Twenty fashion retailers, including Marks & Spencer, Next, River Island and French Connection, are taking the auction website to task in a bid to end the sale of stolen product on the site.
The retailers, which also include Monsoon, H&M, Peacocks, Matalan, Blacks Leisure, Mosaic, TK Maxx, JD Sports, New Look and Mothercare, are all members of retail group The Fashion Forum, which is led by loss prevention company ORIS Group.
Although adamant that they have no objection to auctions of legitimate merchandise on the site, the retailers claim that eBay has become the tool of choice for criminals selling product that is stolen from the supply chain before it reaches stores or is taken from shops. The retailers say many of the eBay sales arise from internal theft, which is costing high street fashion businesses millions of pounds.
River Island head of profit protection Simon Hoyle said: "We do not want to discourage legitimate trading, but we have explained to the Home Office that 25% of River Island auctions on the site are for new product that has a ticket. More than 70% of theft is done internally and the medium of eBay suits the criminals."
The Fashion Forum, which meets quarterly to discuss loss prevention, held talks with the Home Office and the Department of Trade and Industry in December and is calling for a code of practice to be introduced between eBay and high street retailers.
Hoyle added that he also wants better regulation to force the proven identification of sellers when they sign up to the site.
ORIS managing director Laurence King said the situation had reached boiling point. "It is a nightmare. The Home Office is looking into the issue and the DTI wishes to pursue it as well. But eBay is only an auction site - it is faceless, so it is a bit like nailing jelly to the wall."
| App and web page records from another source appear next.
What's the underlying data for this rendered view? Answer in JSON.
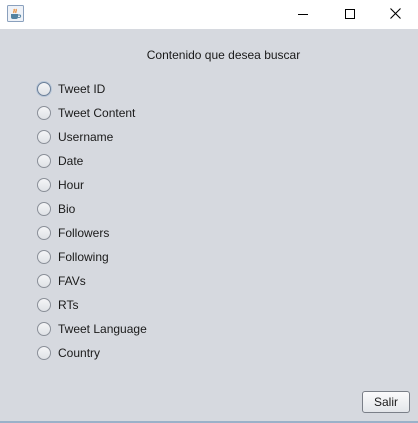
{
  "window": {
    "controls": {
      "minimize_icon": "minimize-icon",
      "maximize_icon": "maximize-icon",
      "close_icon": "close-icon"
    },
    "app_icon": "java-coffee-cup-icon"
  },
  "main": {
    "heading": "Contenido que desea buscar",
    "options": [
      "Tweet ID",
      "Tweet Content",
      "Username",
      "Date",
      "Hour",
      "Bio",
      "Followers",
      "Following",
      "FAVs",
      "RTs",
      "Tweet Language",
      "Country"
    ],
    "selected_option": null,
    "exit_label": "Salir"
  },
  "colors": {
    "panel_background": "#d6d9df",
    "titlebar_background": "#ffffff"
  }
}
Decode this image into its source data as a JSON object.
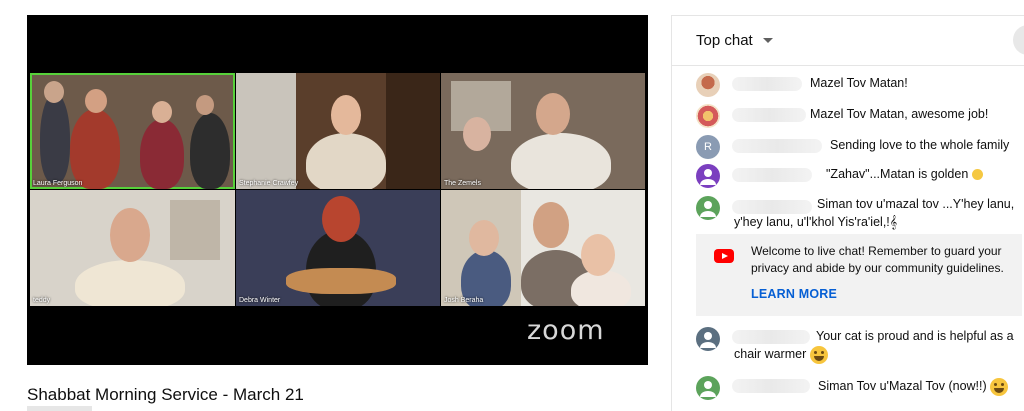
{
  "player": {
    "participants": [
      {
        "name": "Laura Ferguson"
      },
      {
        "name": "Stephanie Crawfey"
      },
      {
        "name": "The Zemels"
      },
      {
        "name": "teddy"
      },
      {
        "name": "Debra Winter"
      },
      {
        "name": "Josh Beraha"
      }
    ],
    "logo_text": "zoom"
  },
  "video": {
    "title": "Shabbat Morning Service - March 21"
  },
  "chat": {
    "header_label": "Top chat",
    "messages": [
      {
        "avatar_icon": "photo-avatar",
        "text": "Mazel Tov Matan!"
      },
      {
        "avatar_icon": "photo-avatar",
        "text": "Mazel Tov Matan, awesome job!"
      },
      {
        "avatar_letter": "R",
        "avatar_color": "#8a9bb3",
        "text": "Sending love to the whole family"
      },
      {
        "avatar_icon": "person-avatar",
        "avatar_color": "#7b3fbf",
        "text": "\"Zahav\"...Matan is golden"
      },
      {
        "avatar_icon": "person-avatar",
        "avatar_color": "#5ca35b",
        "text": "Siman tov u'mazal tov ...Y'hey lanu,",
        "text2": "y'hey lanu, u'l'khol Yis'ra'iel,!𝄞"
      },
      {
        "avatar_icon": "person-avatar",
        "avatar_color": "#5b6f80",
        "text": "Your cat is proud and is helpful as a",
        "text2": "chair warmer"
      },
      {
        "avatar_icon": "person-avatar",
        "avatar_color": "#5ca35b",
        "text": "Siman Tov u'Mazal Tov (now!!)"
      }
    ],
    "welcome": {
      "text": "Welcome to live chat! Remember to guard your privacy and abide by our community guidelines.",
      "link": "LEARN MORE"
    }
  }
}
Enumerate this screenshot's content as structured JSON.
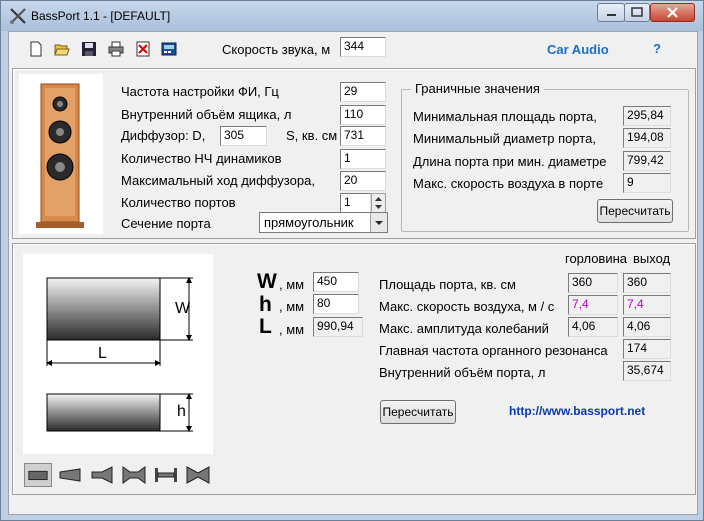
{
  "window": {
    "title": "BassPort 1.1 - [DEFAULT]"
  },
  "toolbar": {
    "icons": [
      "new-file-icon",
      "open-folder-icon",
      "save-icon",
      "print-icon",
      "delete-icon",
      "calculator-icon"
    ],
    "speed_label": "Скорость звука, м",
    "speed_value": "344",
    "car_audio": "Car Audio",
    "help": "?"
  },
  "params": {
    "tuning_label": "Частота настройки ФИ, Гц",
    "tuning_value": "29",
    "volume_label": "Внутренний объём ящика, л",
    "volume_value": "110",
    "diffuser_d_label": "Диффузор: D,",
    "diffuser_d_value": "305",
    "diffuser_s_label": "S, кв. см",
    "diffuser_s_value": "731",
    "drivers_label": "Количество НЧ динамиков",
    "drivers_value": "1",
    "xmax_label": "Максимальный ход диффузора,",
    "xmax_value": "20",
    "ports_label": "Количество портов",
    "ports_value": "1",
    "section_label": "Сечение порта",
    "section_value": "прямоугольник"
  },
  "limits": {
    "title": "Граничные значения",
    "min_area_label": "Минимальная площадь порта,",
    "min_area_value": "295,84",
    "min_diam_label": "Минимальный диаметр порта,",
    "min_diam_value": "194,08",
    "port_len_label": "Длина порта при мин. диаметре",
    "port_len_value": "799,42",
    "max_air_label": "Макс. скорость воздуха в порте",
    "max_air_value": "9",
    "recalc": "Пересчитать"
  },
  "port": {
    "w_letter": "W",
    "w_unit": ", мм",
    "w_value": "450",
    "h_letter": "h",
    "h_unit": ", мм",
    "h_value": "80",
    "l_letter": "L",
    "l_unit": ", мм",
    "l_value": "990,94",
    "diagram_w": "W",
    "diagram_l": "L",
    "diagram_h": "h",
    "col_throat": "горловина",
    "col_exit": "выход",
    "area_label": "Площадь порта, кв. см",
    "area_throat": "360",
    "area_exit": "360",
    "air_label": "Макс. скорость воздуха, м / с",
    "air_throat": "7,4",
    "air_exit": "7,4",
    "amp_label": "Макс. амплитуда колебаний",
    "amp_throat": "4,06",
    "amp_exit": "4,06",
    "organ_label": "Главная частота органного резонанса",
    "organ_value": "174",
    "inner_label": "Внутренний объём порта, л",
    "inner_value": "35,674",
    "recalc": "Пересчитать",
    "url": "http://www.bassport.net"
  },
  "colors": {
    "link_blue": "#0a3aa8",
    "car_audio": "#1c6fc4",
    "magenta": "#c000c0",
    "speaker_wood": "#d88a4a"
  }
}
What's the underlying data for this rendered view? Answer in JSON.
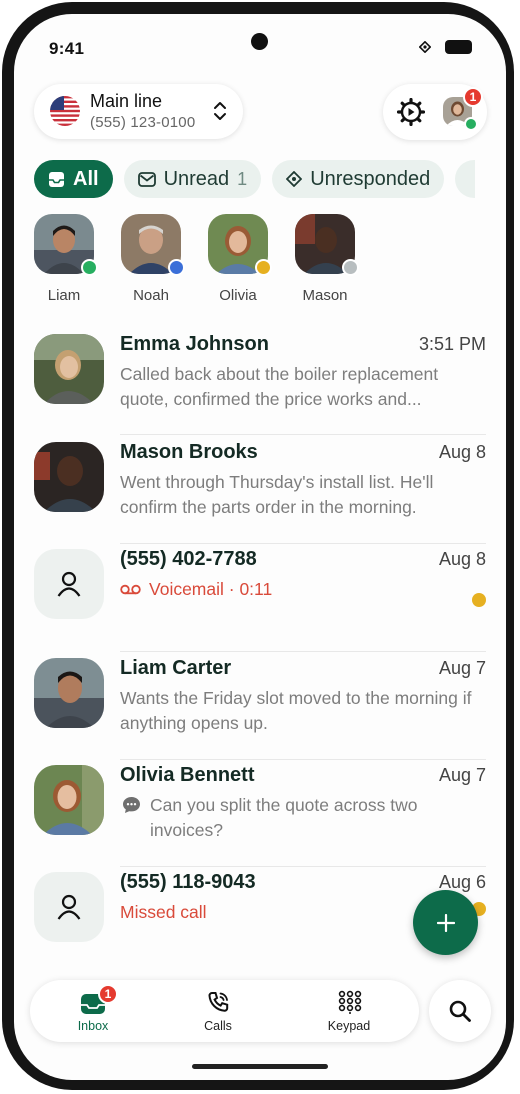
{
  "status_bar": {
    "time": "9:41"
  },
  "header": {
    "line_name": "Main line",
    "line_number": "(555) 123-0100",
    "notification_count": "1"
  },
  "filters": [
    {
      "label": "All",
      "count": ""
    },
    {
      "label": "Unread",
      "count": "1"
    },
    {
      "label": "Unresponded",
      "count": ""
    }
  ],
  "stories": [
    {
      "name": "Liam",
      "status_color": "#27ae60"
    },
    {
      "name": "Noah",
      "status_color": "#3b6fd8"
    },
    {
      "name": "Olivia",
      "status_color": "#e6b021"
    },
    {
      "name": "Mason",
      "status_color": "#b8bec0"
    }
  ],
  "conversations": [
    {
      "name": "Emma Johnson",
      "date": "3:51 PM",
      "preview": "Called back about the boiler replacement quote, confirmed the price works and..."
    },
    {
      "name": "Mason Brooks",
      "date": "Aug 8",
      "preview": "Went through Thursday's install list. He'll confirm the parts order in the morning."
    },
    {
      "name": "(555) 402-7788",
      "date": "Aug 8",
      "preview": "Voicemail · 0:11",
      "unread": true
    },
    {
      "name": "Liam Carter",
      "date": "Aug 7",
      "preview": "Wants the Friday slot moved to the morning if anything opens up."
    },
    {
      "name": "Olivia Bennett",
      "date": "Aug 7",
      "preview": "Can you split the quote across two invoices?"
    },
    {
      "name": "(555) 118-9043",
      "date": "Aug 6",
      "preview": "Missed call",
      "unread": true
    }
  ],
  "nav": {
    "inbox_label": "Inbox",
    "inbox_badge": "1",
    "calls_label": "Calls",
    "keypad_label": "Keypad"
  },
  "colors": {
    "brand": "#0d6b4a",
    "alert": "#e53a2f",
    "voicemail": "#d94a3a",
    "unread_dot": "#e6b021"
  }
}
An eBay spokeswoman insisted the company was committed to ensuring the site was a safe place to trade. She said: "We work closely with police forces across the UK and the world. Where we are informed of illegal activity, we swiftly end listings, work with the police to assist with their investigations and have helped to secure convictions in the past."